For the next several weeks thousands of emails and calls from members of the John Birch Society in Oklahoma and like-minded friends went to Oklahoma State Representatives’ giving reasons why they should oppose HJR 1083. I even took a copy of the minutes from the 1787 Philadelphia Convention over to the house of the co-author of HJR 1083, Representative Lewis Moore, and showed him the recorded comments and votes surrounding the development of Article VII of our current constitution and the lengths they were willing to go even at the expense of what was previously committed to by the states. Representative Moore responded by removing his name as a co-author of HJR 1083 and agreed to vote against it.

That is truly an inspiring story and one that energizes constitutionalists in other states currently embroiled in their own fight against an Article V convention!

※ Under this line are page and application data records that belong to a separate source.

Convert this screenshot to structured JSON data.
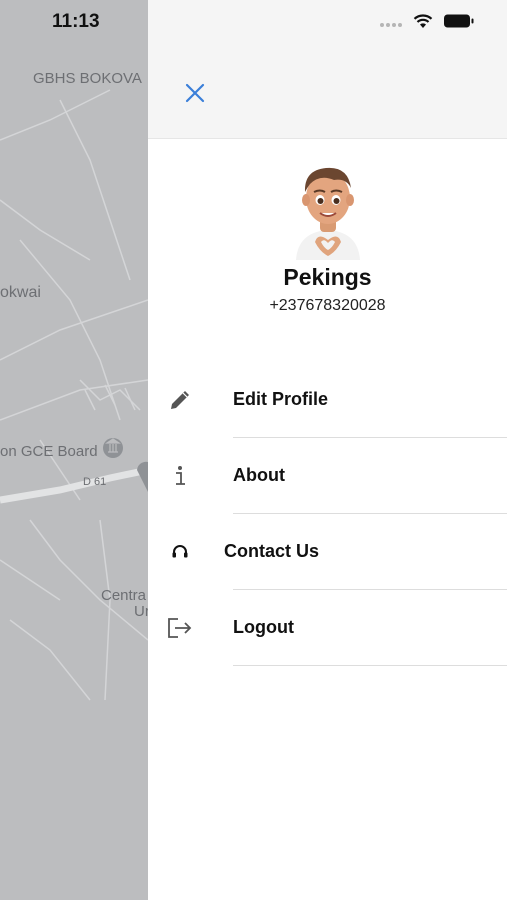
{
  "status_bar": {
    "time": "11:13"
  },
  "map": {
    "labels": [
      "GBHS BOKOVA",
      "okwai",
      "on GCE Board",
      "D 61",
      "Centra",
      "Ur"
    ]
  },
  "drawer": {
    "close_icon": "close-icon",
    "profile": {
      "name": "Pekings",
      "phone": "+237678320028"
    },
    "menu": [
      {
        "label": "Edit Profile",
        "icon": "pencil-icon"
      },
      {
        "label": "About",
        "icon": "info-icon"
      },
      {
        "label": "Contact Us",
        "icon": "headset-icon"
      },
      {
        "label": "Logout",
        "icon": "logout-icon"
      }
    ]
  },
  "colors": {
    "accent": "#3b7fd9",
    "map_bg": "#bcbdbf",
    "header_bg": "#f5f5f5"
  }
}
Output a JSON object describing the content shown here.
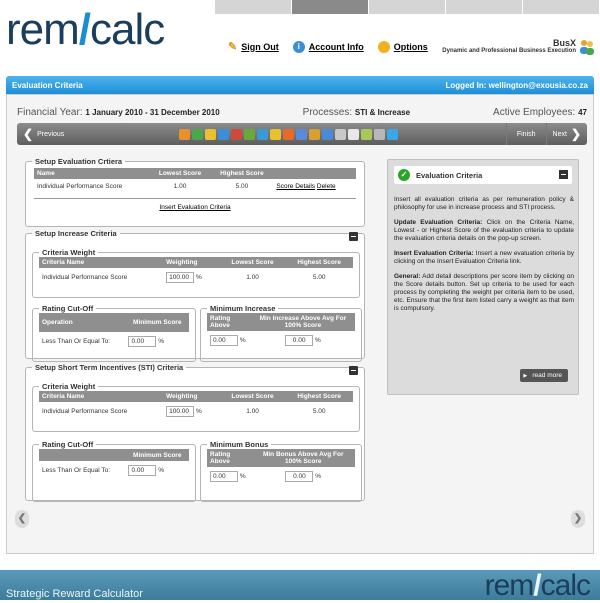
{
  "brand": {
    "logo_left": "rem",
    "logo_slash": "/",
    "logo_right": "calc"
  },
  "header": {
    "sign_out": "Sign Out",
    "account_info": "Account Info",
    "options": "Options",
    "company_name": "BusX",
    "company_tag": "Dynamic and Professional Business Execution"
  },
  "title_bar": {
    "title": "Evaluation Criteria",
    "logged_in": "Logged In: wellington@exousia.co.za"
  },
  "info": {
    "fy_label": "Financial Year:",
    "fy_value": "1 January 2010 - 31 December 2010",
    "proc_label": "Processes:",
    "proc_value": "STI & Increase",
    "emp_label": "Active Employees:",
    "emp_value": "47"
  },
  "toolbar": {
    "previous": "Previous",
    "finish": "Finish",
    "next": "Next"
  },
  "eval": {
    "legend": "Setup Evaluation Crtiera",
    "headers": [
      "Name",
      "Lowest Score",
      "Highest Score"
    ],
    "row": {
      "name": "Individual Performance Score",
      "low": "1.00",
      "high": "5.00",
      "details": "Score Details",
      "delete": "Delete"
    },
    "insert": "Insert Evaluation Criteria"
  },
  "increase": {
    "legend": "Setup Increase Criteria",
    "cw_legend": "Criteria Weight",
    "cw_headers": [
      "Criteria Name",
      "Weighting",
      "Lowest Score",
      "Highest Score"
    ],
    "cw_row": {
      "name": "Individual Performance Score",
      "weight": "100.00",
      "pct": "%",
      "low": "1.00",
      "high": "5.00"
    },
    "rc_legend": "Rating Cut-Off",
    "rc_headers": [
      "Operation",
      "Minimum Score"
    ],
    "rc_row": {
      "op": "Less Than Or Equal To:",
      "val": "0.00",
      "pct": "%"
    },
    "mi_legend": "Minimum Increase",
    "mi_headers": [
      "Rating Above",
      "Min Increase Above Avg For 100% Score"
    ],
    "mi_row": {
      "a": "0.00",
      "pa": "%",
      "b": "0.00",
      "pb": "%"
    }
  },
  "sti": {
    "legend": "Setup Short Term Incentives (STI) Criteria",
    "cw_legend": "Criteria Weight",
    "cw_headers": [
      "Criteria Name",
      "Weighting",
      "Lowest Score",
      "Highest Score"
    ],
    "cw_row": {
      "name": "Individual Performance Score",
      "weight": "100.00",
      "pct": "%",
      "low": "1.00",
      "high": "5.00"
    },
    "rc_legend": "Rating Cut-Off",
    "rc_headers": [
      "",
      "Minimum Score"
    ],
    "rc_row": {
      "op": "Less Than Or Equal To:",
      "val": "0.00",
      "pct": "%"
    },
    "mb_legend": "Minimum Bonus",
    "mb_headers": [
      "Rating Above",
      "Min Bonus Above Avg For 100% Score"
    ],
    "mb_row": {
      "a": "0.00",
      "pa": "%",
      "b": "0.00",
      "pb": "%"
    }
  },
  "help": {
    "title": "Evaluation Criteria",
    "p1": "Insert all evaluation criteria as per remuneration policy & philosophy for use in increase process and STI process.",
    "p2_head": "Update Evaluation Criteria:",
    "p2": " Click on the Criteria Name, Lowest - or Highest Score of the evaluation criteria to update the evaluation criteria details on the pop-up screen.",
    "p3_head": "Insert Evaluation Criteria:",
    "p3": " Insert a new evaluation criteria by clicking on the Insert Evaluation Criteria link.",
    "p4_head": "General:",
    "p4": " Add detail descriptions per score item by clicking on the Score details button. Set up criteria to be used for each process by completing the weight per criteria item to be used, etc. Ensure that the first item listed carry a weight as that item is compulsory.",
    "read_more": "read more"
  },
  "footer": {
    "text": "Strategic Reward Calculator"
  },
  "colors": {
    "accent": "#1e8ed6",
    "header_grey": "#8f8f8f"
  },
  "toolbar_icons": [
    "chart-icon",
    "pie-icon",
    "people-icon",
    "briefcase-icon",
    "pencil-icon",
    "grid-icon",
    "graph-icon",
    "star-icon",
    "globe-icon",
    "users-icon",
    "users2-icon",
    "users3-icon",
    "clock-icon",
    "mail-icon",
    "card-icon",
    "gear-icon",
    "play-icon"
  ]
}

As for Oklahoma, on March 11, after taking an informal poll of members of the state House of Representatives to measure the support for the con-con resolution, the Speaker of the House, Representative Jeff Hickman, informed Dr. Ritz that HJR 1083 would not be brought to the floor of the House for a vote.

Victory!

Although the news out of Oklahoma (and other states where the con-con is being defeated) is encouraging, the fight isn't over. As Thomas Jefferson also said, "The price of liberty is eternal vigilance."

Let's all be ready and willing to pay that price — by working to stop a con-con, and by insisting that our elected officeholders enforce the Constitution as opposed to changing it. In the case of state legislators, enforcing the Constitution against unconstitutional federal power grabs means nullification, the approach recommended by Oklahoma state Representative Mike Ritze among others.